Records excerpted from a collection
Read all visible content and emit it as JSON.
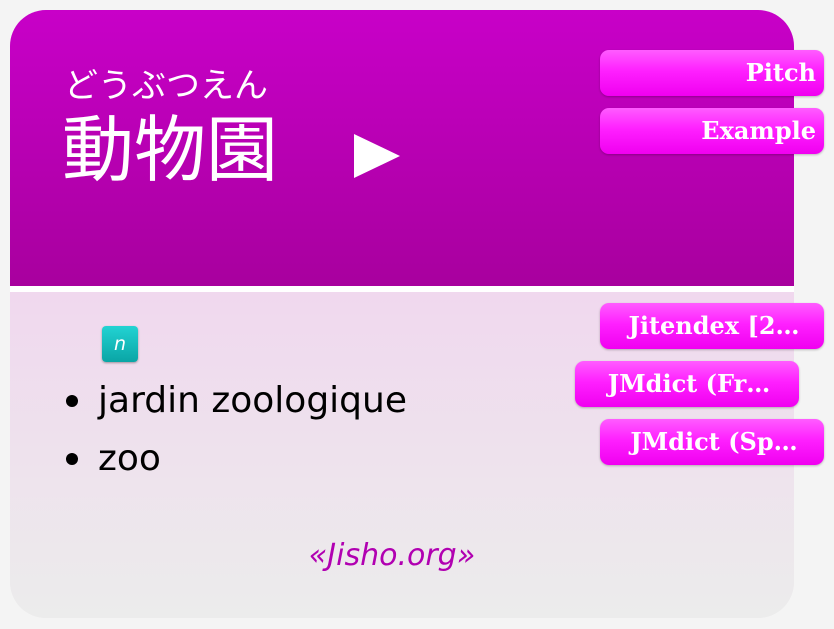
{
  "entry": {
    "reading": "どうぶつえん",
    "expression": "動物園",
    "part_of_speech_tag": "n",
    "definitions": [
      "jardin zoologique",
      "zoo"
    ],
    "source": "«Jisho.org»"
  },
  "buttons": {
    "pitch": "Pitch",
    "example": "Example",
    "jitendex": "Jitendex [2…",
    "jmdict_fr": "JMdict (Fr…",
    "jmdict_sp": "JMdict (Sp…"
  },
  "colors": {
    "header_top": "#c800c8",
    "header_bottom": "#a8009e",
    "button_accent": "#ff20ff",
    "tag_teal": "#0aa5a5",
    "source_text": "#b100b1"
  },
  "icons": {
    "play": "play-triangle-icon"
  }
}
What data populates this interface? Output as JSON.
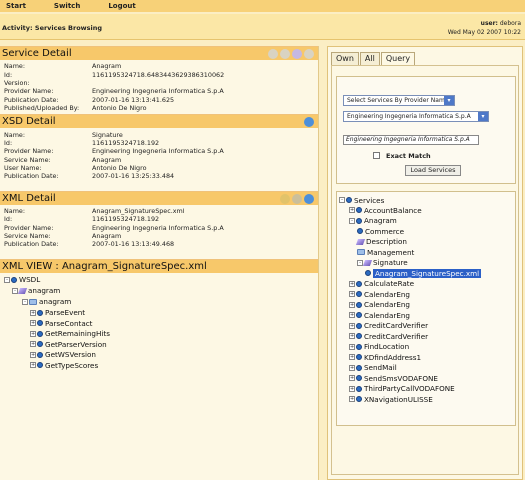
{
  "menu": [
    "Start",
    "Switch",
    "Logout"
  ],
  "activity": "Activity: Services Browsing",
  "user": {
    "label": "user:",
    "name": "debora",
    "date": "Wed May 02 2007 10:22"
  },
  "service_detail": {
    "title": "Service Detail",
    "rows": [
      {
        "k": "Name:",
        "v": "Anagram"
      },
      {
        "k": "Id:",
        "v": "1161195324718.6483443629386310062"
      },
      {
        "k": "Version:",
        "v": ""
      },
      {
        "k": "Provider Name:",
        "v": "Engineering Ingegneria Informatica S.p.A"
      },
      {
        "k": "Publication Date:",
        "v": "2007-01-16 13:13:41.625"
      },
      {
        "k": "Published/Uploaded By:",
        "v": "Antonio De Nigro"
      }
    ]
  },
  "xsd_detail": {
    "title": "XSD Detail",
    "rows": [
      {
        "k": "Name:",
        "v": "Signature"
      },
      {
        "k": "Id:",
        "v": "1161195324718.192"
      },
      {
        "k": "Provider Name:",
        "v": "Engineering Ingegneria Informatica S.p.A"
      },
      {
        "k": "Service Name:",
        "v": "Anagram"
      },
      {
        "k": "User Name:",
        "v": "Antonio De Nigro"
      },
      {
        "k": "Publication Date:",
        "v": "2007-01-16 13:25:33.484"
      }
    ]
  },
  "xml_detail": {
    "title": "XML Detail",
    "rows": [
      {
        "k": "Name:",
        "v": "Anagram_SignatureSpec.xml"
      },
      {
        "k": "Id:",
        "v": "1161195324718.192"
      },
      {
        "k": "Provider Name:",
        "v": "Engineering Ingegneria Informatica S.p.A"
      },
      {
        "k": "Service Name:",
        "v": "Anagram"
      },
      {
        "k": "Publication Date:",
        "v": "2007-01-16 13:13:49.468"
      }
    ]
  },
  "xml_view": {
    "title": "XML VIEW : Anagram_SignatureSpec.xml",
    "nodes": [
      "WSDL",
      "anagram",
      "anagram",
      "ParseEvent",
      "ParseContact",
      "GetRemainingHits",
      "GetParserVersion",
      "GetWSVersion",
      "GetTypeScores"
    ]
  },
  "tabs": [
    "Own",
    "All",
    "Query"
  ],
  "query": {
    "select1": "Select Services By Provider Name",
    "select2": "Engineering Ingegneria Informatica S.p.A",
    "text": "Engineering Ingegneria Informatica S.p.A",
    "exact": "Exact Match",
    "button": "Load Services"
  },
  "services": {
    "root": "Services",
    "items": [
      "AccountBalance",
      "Anagram",
      "Commerce",
      "Description",
      "Management",
      "Signature",
      "Anagram_SignatureSpec.xml",
      "CalculateRate",
      "CalendarEng",
      "CalendarEng",
      "CalendarEng",
      "CreditCardVerifier",
      "CreditCardVerifier",
      "FindLocation",
      "KDfindAddress1",
      "SendMail",
      "SendSmsVODAFONE",
      "ThirdPartyCallVODAFONE",
      "XNavigationULISSE"
    ]
  }
}
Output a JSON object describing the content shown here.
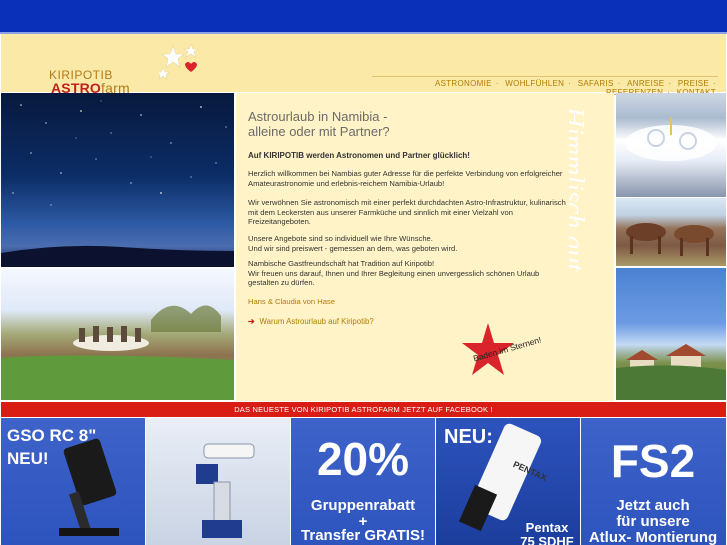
{
  "logo": {
    "line1": "KIRIPOTIB",
    "line2_astro": "ASTRO",
    "line2_farm": "farm"
  },
  "nav": {
    "items": [
      "ASTRONOMIE",
      "WOHLFÜHLEN",
      "SAFARIS",
      "ANREISE",
      "PREISE",
      "REFERENZEN",
      "KONTAKT"
    ],
    "separator": "·"
  },
  "content": {
    "heading_line1": "Astrourlaub in Namibia -",
    "heading_line2": "alleine oder mit Partner?",
    "lead": "Auf KIRIPOTIB werden Astronomen und Partner glücklich!",
    "para1": "Herzlich willkommen bei Nambias guter Adresse für die perfekte Verbindung von erfolgreicher Amateurastronomie und erlebnis-reichem Namibia-Urlaub!",
    "para2": "Wir verwöhnen Sie astronomisch mit einer perfekt durchdachten Astro-Infrastruktur, kulinarisch mit dem Leckersten aus unserer Farmküche und sinnlich mit einer Vielzahl von Freizeitangeboten.",
    "para3_line1": "Unsere Angebote sind so individuell wie Ihre Wünsche.",
    "para3_line2": "Und wir sind preiswert - gemessen an dem, was geboten wird.",
    "para4_line1": "Nambische Gastfreundschaft hat Tradition auf Kiripotib!",
    "para4_line2": "Wir freuen uns darauf, Ihnen und Ihrer Begleitung einen unvergesslich schönen Urlaub gestalten zu dürfen.",
    "signature": "Hans & Claudia von Hase",
    "why_link": "Warum Astrourlaub auf Kiripotib?",
    "vertical_text": "Himmlisch gut",
    "badge": "Baden im Sternen!"
  },
  "facebook_bar": "DAS NEUESTE VON KIRIPOTIB ASTROFARM JETZT AUF FACEBOOK !",
  "tiles": {
    "t1_line1": "GSO RC 8\"",
    "t1_line2": "NEU!",
    "t3_big": "20%",
    "t3_line1": "Gruppenrabatt",
    "t3_line2": "+",
    "t3_line3": "Transfer GRATIS!",
    "t4_neu": "NEU:",
    "t4_brand": "PENTAX",
    "t4_line1": "Pentax",
    "t4_line2": "75 SDHF",
    "t5_big": "FS2",
    "t5_line1": "Jetzt auch",
    "t5_line2": "für unsere",
    "t5_line3": "Atlux- Montierung"
  },
  "colors": {
    "top_bar": "#0a2fb8",
    "header_bg": "#fbe9a8",
    "content_bg": "#fff3c7",
    "accent_red": "#d91d15",
    "nav_gold": "#b27c00",
    "tile_blue": "#3e63c9"
  }
}
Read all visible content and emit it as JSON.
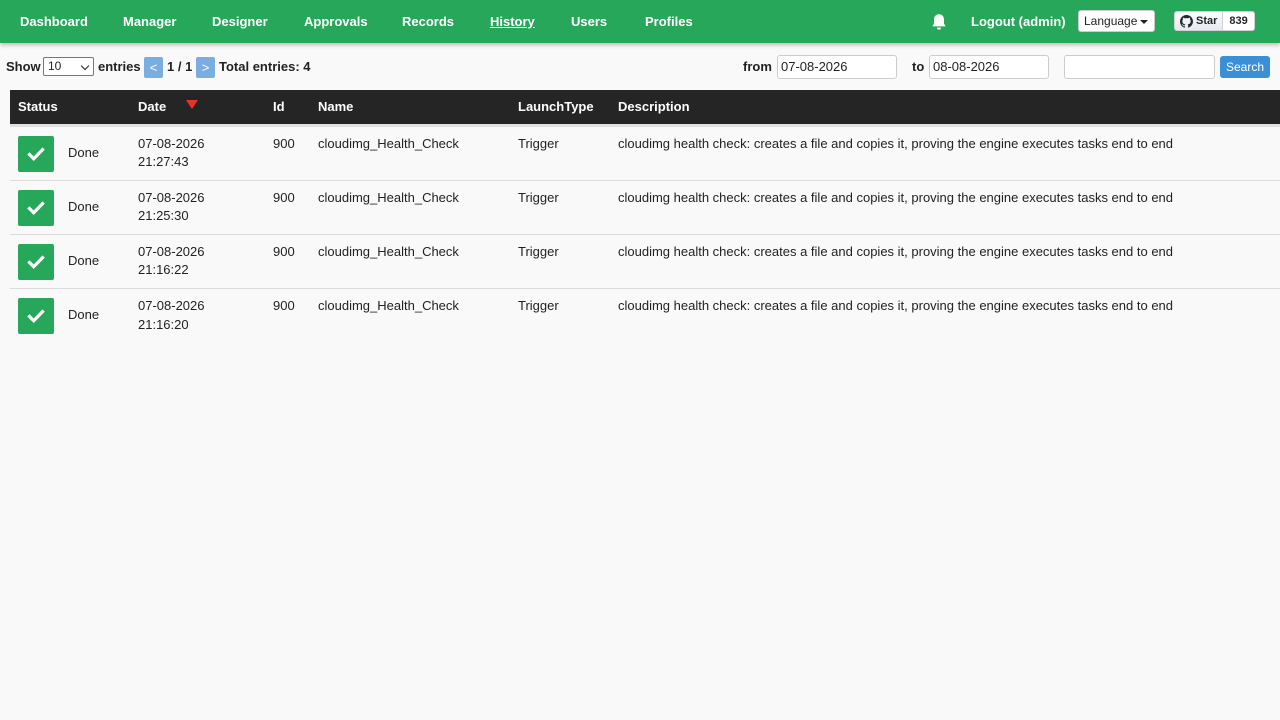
{
  "colors": {
    "nav": "#27a75a",
    "header": "#252525",
    "done": "#27a75a",
    "button": "#3a8fd6",
    "sort": "#e8322b"
  },
  "nav": {
    "items": [
      {
        "label": "Dashboard"
      },
      {
        "label": "Manager"
      },
      {
        "label": "Designer"
      },
      {
        "label": "Approvals"
      },
      {
        "label": "Records"
      },
      {
        "label": "History"
      },
      {
        "label": "Users"
      },
      {
        "label": "Profiles"
      }
    ],
    "active": "History",
    "notification_icon": "bell-icon",
    "logout_label": "Logout (admin)",
    "language_label": "Language",
    "github": {
      "star_label": "Star",
      "count": "839",
      "icon": "github-icon"
    }
  },
  "toolbar": {
    "show_label": "Show",
    "entries_selected": "10",
    "entries_label": "entries",
    "prev_label": "<",
    "page_label": "1 / 1",
    "next_label": ">",
    "total_label": "Total entries: 4",
    "from_label": "from",
    "from_value": "07-08-2026",
    "to_label": "to",
    "to_value": "08-08-2026",
    "search_value": "",
    "search_button": "Search"
  },
  "table": {
    "columns": [
      "Status",
      "Date",
      "Id",
      "Name",
      "LaunchType",
      "Description"
    ],
    "sort_icon": "sort-desc-icon",
    "rows": [
      {
        "status": "Done",
        "date": "07-08-2026",
        "time": "21:27:43",
        "id": "900",
        "name": "cloudimg_Health_Check",
        "launch_type": "Trigger",
        "description": "cloudimg health check: creates a file and copies it, proving the engine executes tasks end to end"
      },
      {
        "status": "Done",
        "date": "07-08-2026",
        "time": "21:25:30",
        "id": "900",
        "name": "cloudimg_Health_Check",
        "launch_type": "Trigger",
        "description": "cloudimg health check: creates a file and copies it, proving the engine executes tasks end to end"
      },
      {
        "status": "Done",
        "date": "07-08-2026",
        "time": "21:16:22",
        "id": "900",
        "name": "cloudimg_Health_Check",
        "launch_type": "Trigger",
        "description": "cloudimg health check: creates a file and copies it, proving the engine executes tasks end to end"
      },
      {
        "status": "Done",
        "date": "07-08-2026",
        "time": "21:16:20",
        "id": "900",
        "name": "cloudimg_Health_Check",
        "launch_type": "Trigger",
        "description": "cloudimg health check: creates a file and copies it, proving the engine executes tasks end to end"
      }
    ]
  }
}
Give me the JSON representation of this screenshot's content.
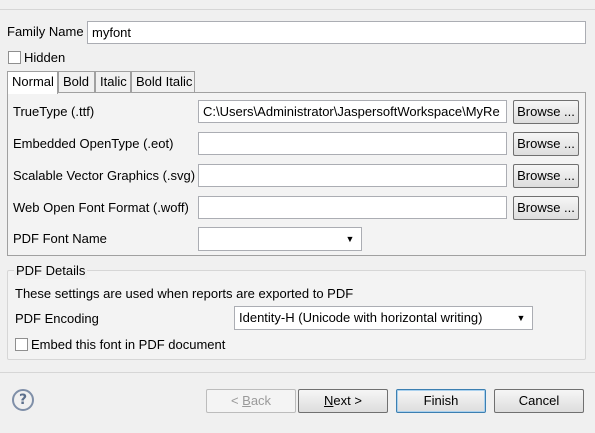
{
  "general": {
    "family_name_label": "Family Name",
    "family_name_value": "myfont",
    "hidden_label": "Hidden"
  },
  "tabs": [
    {
      "label": "Normal",
      "active": true
    },
    {
      "label": "Bold",
      "active": false
    },
    {
      "label": "Italic",
      "active": false
    },
    {
      "label": "Bold Italic",
      "active": false
    }
  ],
  "font_files": [
    {
      "label": "TrueType (.ttf)",
      "value": "C:\\Users\\Administrator\\JaspersoftWorkspace\\MyRe",
      "browse_label": "Browse ..."
    },
    {
      "label": "Embedded OpenType (.eot)",
      "value": "",
      "browse_label": "Browse ..."
    },
    {
      "label": "Scalable Vector Graphics (.svg)",
      "value": "",
      "browse_label": "Browse ..."
    },
    {
      "label": "Web Open Font Format (.woff)",
      "value": "",
      "browse_label": "Browse ..."
    }
  ],
  "pdf_font_name": {
    "label": "PDF Font Name",
    "value": ""
  },
  "pdf_details": {
    "title": "PDF Details",
    "description": "These settings are used when reports are exported to PDF",
    "encoding_label": "PDF Encoding",
    "encoding_value": "Identity-H (Unicode with horizontal writing)",
    "embed_label": "Embed this font in PDF document"
  },
  "footer": {
    "help_glyph": "?",
    "back_prefix": "< ",
    "back_mnemonic": "B",
    "back_rest": "ack",
    "next_mnemonic": "N",
    "next_rest": "ext >",
    "finish_label": "Finish",
    "cancel_label": "Cancel"
  },
  "colors": {
    "window_bg": "#f0f0f0",
    "default_button_border": "#3c7fb1"
  }
}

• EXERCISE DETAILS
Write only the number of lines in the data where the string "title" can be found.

• SOLUTION TO THIS PROBLEM
5